The settlement, which must still be approved by U.S. District Court Judge Jesse M. Furman, will allow GM to put ignition switch-related legal proceedings behind it, resolving the final cases left outstanding over the issue.
The $120 million will be paid out to drivers and/or crash survivors as part of the settlement, while an additional $34.5 million will be paid to plaintiffs lawyers. According to Reuters, about $50 million will be paid from a trust that was set up in the wake of the automaker’s bankruptcy in 2009 and the remaining $70 million will come directly from GM’s coffers.
“GM believes the settlement is fair, reasonable and adequate,” the automaker said in a statement. “GM took the lessons it learned from the ignition switch recalls and has transformed its culture to focus on customer safety.”
The courts had previously ruled that GM would not be held liable for any ignition switch cases involving vehicles built before 2009, but that ruling was later overturned, leading to the approval of these pre-bankruptcy claims.
Judge Furman has overseen more than 3,000 personal injury or death claims related to the GM ignition switch scandal since 2014. Some claims were settled and resolved in court, while others were dismissed.

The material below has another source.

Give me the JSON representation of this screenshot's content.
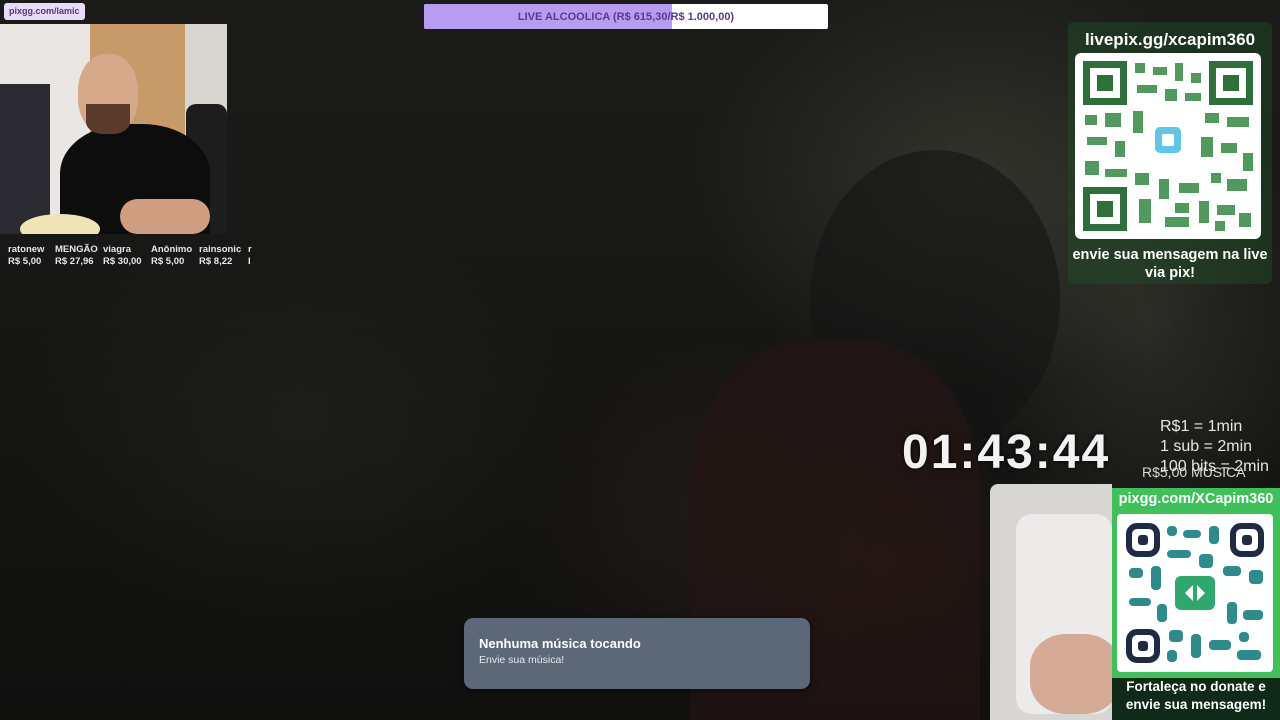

GM has recalled more than 2.6 million vehicles over the ignition switch scandal. Affected vehicles were manufactured with an ignition switch that could be easily knocked into the ‘off’ position by the driver’s knee or leg. If this happens, the vehicle would turn off completely while still in motion, disabling the controls and safety features like the airbags. The automaker covered up the defect for 13 years, even going so far as to redesign it without changing the part number so as to not raise suspicion.
Vehicles affected by the ignition switch recall include the 2005-2010 Chevrolet Cobalt, 2007-2010 Pontiac G5 and 2003-2007 Saturn Ion, among more.